A Soldier’s Play took home the trophy for Best Revival of a Play Sunday (September 26) at the 74th Annual Tony Awards.
According to The New York Times, in 1982, Charles Fuller became only the second African American awarded the Pulitzer Prize for Drama, for A Soldier’s Play. It dramatizes the murder of a Black sergeant and the investigation of his death by a Black officer at a segregated Louisiana military base in 1944.
The artistic director and CEO Todd Haimes and the play’s director Kenny Leon accepted the Tony.
In his acceptance speech, Leon, a Clark Atlanta University graduate, delivered one of the night’s most moving moments.
“Breonna Taylor,” he said three consecutive times.
“George Floyd,” Leon continued, followed by a dramatic pause. “We can do better,” he told the audience.
“No diss,” to legendary white playwrights William Shakespeare, Henrik Ibsen or Anton Chekhov, Leon said.

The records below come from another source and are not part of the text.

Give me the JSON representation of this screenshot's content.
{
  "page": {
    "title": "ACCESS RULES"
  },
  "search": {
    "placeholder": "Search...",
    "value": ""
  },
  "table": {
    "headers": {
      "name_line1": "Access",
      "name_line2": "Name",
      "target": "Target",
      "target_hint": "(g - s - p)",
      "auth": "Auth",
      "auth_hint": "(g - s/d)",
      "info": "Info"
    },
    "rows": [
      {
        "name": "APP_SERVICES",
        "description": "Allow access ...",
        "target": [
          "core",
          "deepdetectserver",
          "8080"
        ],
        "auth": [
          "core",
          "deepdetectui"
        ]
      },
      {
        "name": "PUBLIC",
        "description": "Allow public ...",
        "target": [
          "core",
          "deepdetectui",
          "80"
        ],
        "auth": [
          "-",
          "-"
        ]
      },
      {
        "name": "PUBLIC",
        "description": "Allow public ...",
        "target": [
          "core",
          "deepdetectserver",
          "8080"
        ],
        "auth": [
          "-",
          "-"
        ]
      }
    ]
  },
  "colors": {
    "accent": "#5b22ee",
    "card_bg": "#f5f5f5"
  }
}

“They are all at the table but the table has got to be bigger,” he said, adding that “We need to hear all of the stories,” underscoring the need on Broadway for inclusion.
Earlier, on Broadway’s biggest night, David Alan Grier won his first Tony for Best Performance by a Featured Actor in a Play for his role in A Soldier’s Play, which is slated for adaptation into a limited TV series with Grier starring in the show and serving as its executive producer.